How to complete this task —
Starting at the line that contains "Transcribe this image's", restate every line word for word through the end of the entries.

Given records —
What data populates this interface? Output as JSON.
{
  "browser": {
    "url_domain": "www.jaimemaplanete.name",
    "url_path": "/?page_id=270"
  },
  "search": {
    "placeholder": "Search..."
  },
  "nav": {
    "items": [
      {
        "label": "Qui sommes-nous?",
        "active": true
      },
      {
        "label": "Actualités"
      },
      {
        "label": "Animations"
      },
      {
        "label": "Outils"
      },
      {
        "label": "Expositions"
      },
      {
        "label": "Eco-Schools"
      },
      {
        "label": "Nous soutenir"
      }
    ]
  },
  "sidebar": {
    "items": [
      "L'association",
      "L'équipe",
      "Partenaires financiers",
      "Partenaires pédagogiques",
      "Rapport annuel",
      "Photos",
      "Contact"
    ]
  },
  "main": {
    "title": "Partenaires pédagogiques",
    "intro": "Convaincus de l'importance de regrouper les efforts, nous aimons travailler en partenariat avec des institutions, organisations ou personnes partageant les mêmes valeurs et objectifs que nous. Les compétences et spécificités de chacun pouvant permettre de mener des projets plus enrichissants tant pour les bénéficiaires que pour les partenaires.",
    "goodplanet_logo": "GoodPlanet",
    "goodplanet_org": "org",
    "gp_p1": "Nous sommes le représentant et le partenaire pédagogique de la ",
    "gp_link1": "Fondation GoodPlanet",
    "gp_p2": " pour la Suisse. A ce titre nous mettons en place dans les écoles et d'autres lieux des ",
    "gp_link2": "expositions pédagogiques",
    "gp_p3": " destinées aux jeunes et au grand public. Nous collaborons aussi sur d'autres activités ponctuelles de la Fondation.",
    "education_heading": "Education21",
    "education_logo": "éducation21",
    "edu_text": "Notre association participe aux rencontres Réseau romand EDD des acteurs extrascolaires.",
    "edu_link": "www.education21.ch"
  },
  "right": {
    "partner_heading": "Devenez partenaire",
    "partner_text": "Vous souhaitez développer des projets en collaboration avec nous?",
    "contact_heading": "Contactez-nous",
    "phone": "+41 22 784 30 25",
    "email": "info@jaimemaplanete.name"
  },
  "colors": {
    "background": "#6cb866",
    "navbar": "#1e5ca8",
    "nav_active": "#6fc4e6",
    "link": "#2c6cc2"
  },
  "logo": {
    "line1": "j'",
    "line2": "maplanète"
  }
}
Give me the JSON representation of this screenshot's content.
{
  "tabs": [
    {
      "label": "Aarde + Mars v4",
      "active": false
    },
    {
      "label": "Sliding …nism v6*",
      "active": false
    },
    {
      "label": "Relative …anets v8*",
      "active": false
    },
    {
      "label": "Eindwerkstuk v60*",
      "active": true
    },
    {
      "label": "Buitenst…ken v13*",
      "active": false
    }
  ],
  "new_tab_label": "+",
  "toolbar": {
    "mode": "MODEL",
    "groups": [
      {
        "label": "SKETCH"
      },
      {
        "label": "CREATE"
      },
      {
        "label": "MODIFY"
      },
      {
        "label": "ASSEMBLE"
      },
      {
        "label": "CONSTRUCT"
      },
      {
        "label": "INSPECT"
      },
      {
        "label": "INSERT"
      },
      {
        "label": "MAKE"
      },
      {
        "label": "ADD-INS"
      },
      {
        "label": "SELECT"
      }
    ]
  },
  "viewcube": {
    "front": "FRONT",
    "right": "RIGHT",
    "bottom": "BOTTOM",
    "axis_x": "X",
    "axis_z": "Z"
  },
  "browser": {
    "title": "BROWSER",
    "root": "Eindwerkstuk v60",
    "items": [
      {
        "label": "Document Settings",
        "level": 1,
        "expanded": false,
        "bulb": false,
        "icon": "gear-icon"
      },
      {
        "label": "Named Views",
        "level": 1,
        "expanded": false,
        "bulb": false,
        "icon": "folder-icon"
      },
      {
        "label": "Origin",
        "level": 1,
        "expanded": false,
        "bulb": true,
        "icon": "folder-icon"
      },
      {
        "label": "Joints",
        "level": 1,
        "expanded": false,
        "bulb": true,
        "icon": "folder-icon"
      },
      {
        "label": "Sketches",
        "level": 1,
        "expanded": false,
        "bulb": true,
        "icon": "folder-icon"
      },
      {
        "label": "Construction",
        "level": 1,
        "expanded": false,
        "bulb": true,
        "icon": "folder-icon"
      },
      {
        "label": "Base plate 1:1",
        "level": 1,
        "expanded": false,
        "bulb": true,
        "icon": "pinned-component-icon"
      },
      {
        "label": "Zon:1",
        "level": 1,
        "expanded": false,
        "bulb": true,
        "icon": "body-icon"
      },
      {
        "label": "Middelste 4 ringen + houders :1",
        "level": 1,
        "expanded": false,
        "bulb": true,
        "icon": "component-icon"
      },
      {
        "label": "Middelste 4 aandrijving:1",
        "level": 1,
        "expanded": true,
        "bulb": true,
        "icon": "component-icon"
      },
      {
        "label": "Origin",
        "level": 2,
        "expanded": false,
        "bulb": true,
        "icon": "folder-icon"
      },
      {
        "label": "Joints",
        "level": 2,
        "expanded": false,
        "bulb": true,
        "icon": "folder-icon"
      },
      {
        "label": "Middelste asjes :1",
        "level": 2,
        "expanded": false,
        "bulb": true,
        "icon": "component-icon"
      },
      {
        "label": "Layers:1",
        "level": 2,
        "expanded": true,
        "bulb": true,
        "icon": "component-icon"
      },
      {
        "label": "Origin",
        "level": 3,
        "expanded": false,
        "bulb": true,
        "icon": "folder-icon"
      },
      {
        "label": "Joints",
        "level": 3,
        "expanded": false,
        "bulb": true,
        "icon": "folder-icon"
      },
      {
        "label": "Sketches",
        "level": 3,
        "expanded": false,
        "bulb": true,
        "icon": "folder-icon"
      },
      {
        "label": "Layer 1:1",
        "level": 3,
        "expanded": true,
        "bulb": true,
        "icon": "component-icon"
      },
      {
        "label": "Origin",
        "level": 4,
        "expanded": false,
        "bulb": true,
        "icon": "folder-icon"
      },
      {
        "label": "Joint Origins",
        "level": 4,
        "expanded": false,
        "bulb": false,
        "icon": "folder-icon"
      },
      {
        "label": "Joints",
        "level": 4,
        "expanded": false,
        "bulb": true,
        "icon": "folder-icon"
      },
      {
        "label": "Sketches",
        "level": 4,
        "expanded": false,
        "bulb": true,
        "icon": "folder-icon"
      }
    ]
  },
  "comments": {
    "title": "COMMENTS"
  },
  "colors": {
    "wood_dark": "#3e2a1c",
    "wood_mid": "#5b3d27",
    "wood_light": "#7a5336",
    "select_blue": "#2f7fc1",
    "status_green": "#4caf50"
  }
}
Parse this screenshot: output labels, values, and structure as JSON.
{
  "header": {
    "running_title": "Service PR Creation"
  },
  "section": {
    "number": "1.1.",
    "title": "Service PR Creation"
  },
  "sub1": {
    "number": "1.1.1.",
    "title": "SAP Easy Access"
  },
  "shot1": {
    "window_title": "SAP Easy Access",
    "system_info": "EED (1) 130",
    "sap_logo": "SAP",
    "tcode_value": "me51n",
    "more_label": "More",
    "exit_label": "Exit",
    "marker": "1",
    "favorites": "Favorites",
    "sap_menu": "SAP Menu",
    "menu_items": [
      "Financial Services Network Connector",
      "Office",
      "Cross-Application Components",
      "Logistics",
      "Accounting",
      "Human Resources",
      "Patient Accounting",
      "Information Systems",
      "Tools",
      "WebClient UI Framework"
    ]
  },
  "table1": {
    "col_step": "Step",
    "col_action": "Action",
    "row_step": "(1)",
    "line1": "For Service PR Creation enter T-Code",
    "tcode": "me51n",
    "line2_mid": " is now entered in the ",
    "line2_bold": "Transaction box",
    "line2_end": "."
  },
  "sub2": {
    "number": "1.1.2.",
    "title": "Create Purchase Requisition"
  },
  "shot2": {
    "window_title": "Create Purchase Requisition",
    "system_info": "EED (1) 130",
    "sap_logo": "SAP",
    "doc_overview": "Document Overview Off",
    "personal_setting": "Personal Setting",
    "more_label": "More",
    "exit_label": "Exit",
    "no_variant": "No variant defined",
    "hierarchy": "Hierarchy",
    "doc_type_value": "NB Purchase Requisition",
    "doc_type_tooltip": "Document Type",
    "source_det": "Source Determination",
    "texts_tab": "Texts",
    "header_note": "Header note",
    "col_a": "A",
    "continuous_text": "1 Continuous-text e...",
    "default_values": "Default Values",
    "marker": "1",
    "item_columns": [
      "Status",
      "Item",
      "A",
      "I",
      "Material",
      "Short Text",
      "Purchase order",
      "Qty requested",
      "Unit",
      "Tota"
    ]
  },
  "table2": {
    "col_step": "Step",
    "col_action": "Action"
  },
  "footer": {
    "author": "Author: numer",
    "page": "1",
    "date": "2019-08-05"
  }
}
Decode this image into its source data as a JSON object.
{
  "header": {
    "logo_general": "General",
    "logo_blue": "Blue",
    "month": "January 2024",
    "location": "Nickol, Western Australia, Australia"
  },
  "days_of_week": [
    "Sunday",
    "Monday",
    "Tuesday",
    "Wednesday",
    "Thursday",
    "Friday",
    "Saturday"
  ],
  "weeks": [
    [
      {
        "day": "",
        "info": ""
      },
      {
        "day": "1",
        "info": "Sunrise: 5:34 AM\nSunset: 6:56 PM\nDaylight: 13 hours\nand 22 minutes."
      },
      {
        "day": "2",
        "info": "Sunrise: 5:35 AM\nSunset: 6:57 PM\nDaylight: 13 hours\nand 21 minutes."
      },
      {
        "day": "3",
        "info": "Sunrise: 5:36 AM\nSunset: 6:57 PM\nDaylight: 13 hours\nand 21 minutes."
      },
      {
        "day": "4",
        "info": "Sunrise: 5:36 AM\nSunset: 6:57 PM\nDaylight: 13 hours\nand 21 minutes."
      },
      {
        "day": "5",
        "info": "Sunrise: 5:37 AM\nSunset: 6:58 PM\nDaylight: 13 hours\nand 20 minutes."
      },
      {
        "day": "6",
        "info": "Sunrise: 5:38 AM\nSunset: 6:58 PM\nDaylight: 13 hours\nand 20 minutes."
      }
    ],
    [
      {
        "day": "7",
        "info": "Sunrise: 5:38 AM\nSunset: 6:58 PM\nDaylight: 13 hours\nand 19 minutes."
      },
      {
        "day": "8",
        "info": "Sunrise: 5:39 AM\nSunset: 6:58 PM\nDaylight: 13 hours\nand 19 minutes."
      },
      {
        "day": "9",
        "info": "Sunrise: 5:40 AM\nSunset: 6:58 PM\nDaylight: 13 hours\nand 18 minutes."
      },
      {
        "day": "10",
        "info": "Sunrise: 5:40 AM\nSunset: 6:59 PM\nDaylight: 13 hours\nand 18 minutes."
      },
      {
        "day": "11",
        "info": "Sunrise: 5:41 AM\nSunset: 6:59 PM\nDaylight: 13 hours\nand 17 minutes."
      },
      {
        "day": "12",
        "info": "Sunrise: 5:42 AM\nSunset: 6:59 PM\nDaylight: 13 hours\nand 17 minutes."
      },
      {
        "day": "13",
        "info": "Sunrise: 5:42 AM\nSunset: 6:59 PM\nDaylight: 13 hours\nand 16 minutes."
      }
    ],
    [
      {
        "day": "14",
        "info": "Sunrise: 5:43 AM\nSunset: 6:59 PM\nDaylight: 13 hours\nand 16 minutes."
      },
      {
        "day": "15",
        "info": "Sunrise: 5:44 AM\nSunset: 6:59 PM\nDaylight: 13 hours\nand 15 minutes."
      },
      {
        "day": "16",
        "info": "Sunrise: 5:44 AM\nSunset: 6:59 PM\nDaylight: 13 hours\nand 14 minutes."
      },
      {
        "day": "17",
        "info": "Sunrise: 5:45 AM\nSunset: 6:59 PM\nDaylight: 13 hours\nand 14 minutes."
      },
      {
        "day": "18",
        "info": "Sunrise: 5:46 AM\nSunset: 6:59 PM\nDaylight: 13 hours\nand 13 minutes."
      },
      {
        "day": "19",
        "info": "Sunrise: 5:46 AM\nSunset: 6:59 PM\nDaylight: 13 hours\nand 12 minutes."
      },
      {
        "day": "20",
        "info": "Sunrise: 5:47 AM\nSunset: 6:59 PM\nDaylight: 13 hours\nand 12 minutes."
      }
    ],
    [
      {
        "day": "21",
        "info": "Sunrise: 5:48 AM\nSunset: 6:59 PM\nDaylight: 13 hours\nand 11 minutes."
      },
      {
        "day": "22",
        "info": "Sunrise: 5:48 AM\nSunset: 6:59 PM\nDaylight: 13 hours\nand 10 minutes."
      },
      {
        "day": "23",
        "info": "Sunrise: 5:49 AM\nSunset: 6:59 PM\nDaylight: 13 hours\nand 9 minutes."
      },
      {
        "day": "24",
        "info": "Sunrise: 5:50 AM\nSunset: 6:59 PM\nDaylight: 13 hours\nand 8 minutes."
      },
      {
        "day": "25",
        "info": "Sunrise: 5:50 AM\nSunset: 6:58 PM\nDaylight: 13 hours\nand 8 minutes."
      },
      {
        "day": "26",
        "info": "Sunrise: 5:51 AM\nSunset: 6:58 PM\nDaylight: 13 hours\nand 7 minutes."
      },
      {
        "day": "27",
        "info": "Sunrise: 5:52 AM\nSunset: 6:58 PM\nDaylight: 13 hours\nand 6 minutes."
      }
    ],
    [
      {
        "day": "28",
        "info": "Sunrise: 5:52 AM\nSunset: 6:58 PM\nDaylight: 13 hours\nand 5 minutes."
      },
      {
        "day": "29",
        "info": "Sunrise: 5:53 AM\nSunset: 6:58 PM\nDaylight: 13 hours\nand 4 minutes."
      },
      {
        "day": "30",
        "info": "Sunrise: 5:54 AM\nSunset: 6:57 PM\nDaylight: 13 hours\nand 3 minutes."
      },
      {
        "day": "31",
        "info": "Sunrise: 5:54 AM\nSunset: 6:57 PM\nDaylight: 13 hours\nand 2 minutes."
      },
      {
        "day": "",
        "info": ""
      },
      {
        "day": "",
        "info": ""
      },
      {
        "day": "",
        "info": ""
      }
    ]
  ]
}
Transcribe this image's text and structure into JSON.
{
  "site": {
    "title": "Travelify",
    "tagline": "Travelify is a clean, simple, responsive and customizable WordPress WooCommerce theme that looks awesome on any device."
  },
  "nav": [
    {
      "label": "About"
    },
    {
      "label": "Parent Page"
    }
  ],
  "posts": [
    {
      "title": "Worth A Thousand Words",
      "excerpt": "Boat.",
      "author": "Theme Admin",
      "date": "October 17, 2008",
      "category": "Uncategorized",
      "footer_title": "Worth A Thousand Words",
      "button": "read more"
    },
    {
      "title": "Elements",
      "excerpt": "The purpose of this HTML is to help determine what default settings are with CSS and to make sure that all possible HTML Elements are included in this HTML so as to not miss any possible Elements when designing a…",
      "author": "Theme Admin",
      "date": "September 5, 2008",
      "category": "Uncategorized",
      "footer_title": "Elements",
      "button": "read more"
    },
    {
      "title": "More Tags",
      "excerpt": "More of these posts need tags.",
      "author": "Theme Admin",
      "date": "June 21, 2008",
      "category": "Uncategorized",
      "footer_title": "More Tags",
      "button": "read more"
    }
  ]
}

Result of this exercise —
Transcribe this image's text and structure into JSON.
{
  "site": {
    "title": "Travelify",
    "tagline": "Travelify is a clean, simple, responsive and customizable WordPress WooCommerce theme that looks awesome on any device."
  },
  "nav": [
    {
      "label": "About"
    },
    {
      "label": "Parent Page"
    }
  ],
  "posts": [
    {
      "title": "Worth A Thousand Words",
      "excerpt": "Boat.",
      "author": "Theme Admin",
      "date": "October 17, 2008",
      "category": "Uncategorized",
      "footer_title": "Worth A Thousand Words",
      "button": "read more"
    },
    {
      "title": "Elements",
      "excerpt": "The purpose of this HTML is to help determine what default settings are with CSS and to make sure that all possible HTML Elements are included in this HTML so as to not miss any possible Elements when designing a…",
      "author": "Theme Admin",
      "date": "September 5, 2008",
      "category": "Uncategorized",
      "footer_title": "Elements",
      "button": "read more"
    },
    {
      "title": "More Tags",
      "excerpt": "More of these posts need tags.",
      "author": "Theme Admin",
      "date": "June 21, 2008",
      "category": "Uncategorized",
      "footer_title": "More Tags",
      "button": "read more"
    }
  ]
}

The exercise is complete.